The Port of Seattle is holding a public meeting this afternoon (1 p.m.!) at the airport. But there's one thing that's missing from the agenda: the port's decision to let Shell use Seattle as an Arctic drilling homeport.
The Seattle City Council and Mayor Ed Murray have now pressed for an investigation into whether permits actually allow for such a thing. Environmental groups have sued. And people have been writing thousands of letters to our five-person port commission, which is made up of three elected officials who pushed for the lease and the two didn't do enough to stop it.
Port commissioner Courtney Gregoire falls into the latter category. (Just like Tom Albro from yesterday.)
Gregoire, a Microsoft attorney and the daughter of former governor Chris Gregoire, says she opposed the lease from the beginning. (Commissioner John Creighton confirms this.) Gregoire also helped make the proposal with Shell public when it didn't have to be made public, given the parameters of short-term lease agreements at the port. At the one January 13 public meeting about the deal, Gregoire passionately and eloquently argued against the idea and the commission's blasé attitude toward its own responsibility in the matter, saying:
"To those who will say you have no authority over drilling in the Arctic, you're just being asked to sign a lease in the regular course of business, it's not your role to consider these things, I say I just don't accept that as a public agency. We are actually responsible for stewarding our public assets for the public good, and that is a real challenge when it comes to weighing values. But that's the challenge that we decided to take on by running for office and being elected to the Port of Seattle."

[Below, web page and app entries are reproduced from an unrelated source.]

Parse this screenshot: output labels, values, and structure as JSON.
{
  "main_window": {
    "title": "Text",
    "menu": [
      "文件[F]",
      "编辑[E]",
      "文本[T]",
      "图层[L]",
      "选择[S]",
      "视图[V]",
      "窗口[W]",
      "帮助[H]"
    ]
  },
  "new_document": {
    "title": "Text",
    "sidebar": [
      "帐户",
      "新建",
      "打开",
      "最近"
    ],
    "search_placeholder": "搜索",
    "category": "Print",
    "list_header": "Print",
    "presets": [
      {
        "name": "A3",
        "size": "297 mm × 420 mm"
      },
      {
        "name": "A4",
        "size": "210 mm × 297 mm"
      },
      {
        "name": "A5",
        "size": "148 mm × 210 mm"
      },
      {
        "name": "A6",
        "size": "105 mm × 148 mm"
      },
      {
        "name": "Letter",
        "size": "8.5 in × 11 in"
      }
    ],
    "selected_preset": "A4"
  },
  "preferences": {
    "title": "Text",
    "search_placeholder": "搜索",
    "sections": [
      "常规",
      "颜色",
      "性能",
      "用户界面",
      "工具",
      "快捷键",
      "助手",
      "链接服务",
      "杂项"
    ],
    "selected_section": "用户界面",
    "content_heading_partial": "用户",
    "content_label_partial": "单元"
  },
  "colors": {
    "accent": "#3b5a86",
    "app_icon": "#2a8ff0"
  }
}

She went on to describe the clash of values between the port's slogan ("Where a sustainable world is headed") and the reality of Arctic drilling:
"But where I'm really struggling is—at the core of this there are values that are just not consistent with drilling in the Arctic. Opening up the Arctic, and the Chukchi Sea, and the impact that will have on climate change is well-documented. This is about opening a whole new frontier. It's an environmentally sensitive area, it's where half of the polar bears reside—I could go there. But what is really frustrating and difficult is we know that drilling these wells, these 70 wells in this area right now are over a thousand miles from a Coast Guard station. So when that EIS says there's a 75 percent chance of an oil spill, that response is really, really challenging. Those are the things I do grapple with. It's not just a lease. "
But Gregoire's actions fell short of her words. When her colleague Albro raised a motion that would have required the commission to approve all short-term leases for Terminal 5, Gregoire balked and let the motion fail. Her defense is that the motion was overly broad—that having the commission approve all short-term leases didn't make sense.
What doesn't make sense is that someone who came out so strongly opposed to the lease didn't snap up an opportunity to actually stop it, perhaps favoring unity with her colleagues over taking the issue to a divisive vote. That said, Gregoire is one of the few friends the environmental community has on the commission. Her words show that she's aware of the gravity of the issue. What's left to find out is whether she can muster the political will to follow through on her principles.
Gregoire has taken $1,800 in campaign contributions from Stanley Barer, chairman emeritus of Saltchuk Resources (parent company of Foss Maritime, the port lessee responsible for allowing Shell to use Terminal 5 to moor its Arctic drilling fleet). She's also received $1,330 since 2013 in a series of donations from Strategies 360, the lobbying firm hired by Foss, and from individual Strategies 360 employees.
That's not an overwhelmingly large amount of money, especially not compared to the maritime industry's investments in port commissioners Bill Bryant and John Creighton over the years. But Gregoire's in a tough spot. If she has political ambitions (and she very likely does), a decision like this could permanently mar her environmental record. Then again, friction on the commission could also make politics at the port more difficult.
But let's take away the political calculus for a second. If Gregoire decried the port's "verbal nondisclosure" agreement during negotiations and the short time the public was given to react to the proposal—a time frame that appears to have been beholden to the deadlines of Shell board meetings—and if she hates Arctic drilling, then she should step up and do something about it. If her constituents are overwhelmingly asking her to take a stand, seems kind of open-and-shut, right?
Gregoire could seize an opportunity for a defining political moment. She could force the issue to a vote. She could make a motion to rescind the lease at today's meeting. She could make a motion to write to Interior Secretary Sally Jewell and ask her to block any Arctic drilling. Anything less—like vague promises to be better about green stuff in the future—is a cop-out given that she allowed the port to enable one of the most destructive enterprises to the planet.